- What the task asks
Searching the material below, find each line that includes the word "total", and copy it.

- Record excerpts
:::::
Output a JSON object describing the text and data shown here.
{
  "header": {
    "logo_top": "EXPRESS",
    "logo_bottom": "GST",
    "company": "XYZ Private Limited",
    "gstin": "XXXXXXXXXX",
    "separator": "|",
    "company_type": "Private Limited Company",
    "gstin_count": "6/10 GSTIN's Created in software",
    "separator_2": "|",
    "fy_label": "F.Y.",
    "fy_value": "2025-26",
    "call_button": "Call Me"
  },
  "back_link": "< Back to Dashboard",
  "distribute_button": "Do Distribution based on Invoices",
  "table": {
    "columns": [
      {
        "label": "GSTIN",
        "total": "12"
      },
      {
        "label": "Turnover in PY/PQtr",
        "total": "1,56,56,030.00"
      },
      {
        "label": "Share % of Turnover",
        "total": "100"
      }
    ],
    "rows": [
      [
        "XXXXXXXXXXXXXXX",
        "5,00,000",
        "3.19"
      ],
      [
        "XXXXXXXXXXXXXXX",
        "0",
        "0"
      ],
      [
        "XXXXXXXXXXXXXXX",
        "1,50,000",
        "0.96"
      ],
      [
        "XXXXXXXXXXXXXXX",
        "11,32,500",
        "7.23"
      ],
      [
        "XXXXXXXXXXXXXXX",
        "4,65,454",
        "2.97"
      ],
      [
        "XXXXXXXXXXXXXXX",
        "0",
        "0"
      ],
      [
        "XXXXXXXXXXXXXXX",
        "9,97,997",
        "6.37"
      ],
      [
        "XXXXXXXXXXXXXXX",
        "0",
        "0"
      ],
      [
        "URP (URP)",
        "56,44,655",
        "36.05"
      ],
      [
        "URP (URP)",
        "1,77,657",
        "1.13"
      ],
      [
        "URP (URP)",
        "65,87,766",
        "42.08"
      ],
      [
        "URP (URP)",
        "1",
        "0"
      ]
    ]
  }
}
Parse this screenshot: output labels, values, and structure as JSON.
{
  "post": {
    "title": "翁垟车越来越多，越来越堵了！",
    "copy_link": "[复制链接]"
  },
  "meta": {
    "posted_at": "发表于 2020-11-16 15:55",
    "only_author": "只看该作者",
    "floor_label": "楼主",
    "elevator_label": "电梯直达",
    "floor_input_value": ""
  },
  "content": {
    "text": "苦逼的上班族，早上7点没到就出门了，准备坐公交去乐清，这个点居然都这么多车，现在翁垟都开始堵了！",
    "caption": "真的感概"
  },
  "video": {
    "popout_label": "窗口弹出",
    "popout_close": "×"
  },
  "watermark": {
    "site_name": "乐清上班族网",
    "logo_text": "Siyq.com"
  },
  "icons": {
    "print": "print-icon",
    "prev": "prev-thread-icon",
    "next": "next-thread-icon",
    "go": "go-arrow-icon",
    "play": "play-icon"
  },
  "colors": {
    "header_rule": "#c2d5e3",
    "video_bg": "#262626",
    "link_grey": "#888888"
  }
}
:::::
- Written response
        "total": "12"
        "total": "1,56,56,030.00"
        "total": "100"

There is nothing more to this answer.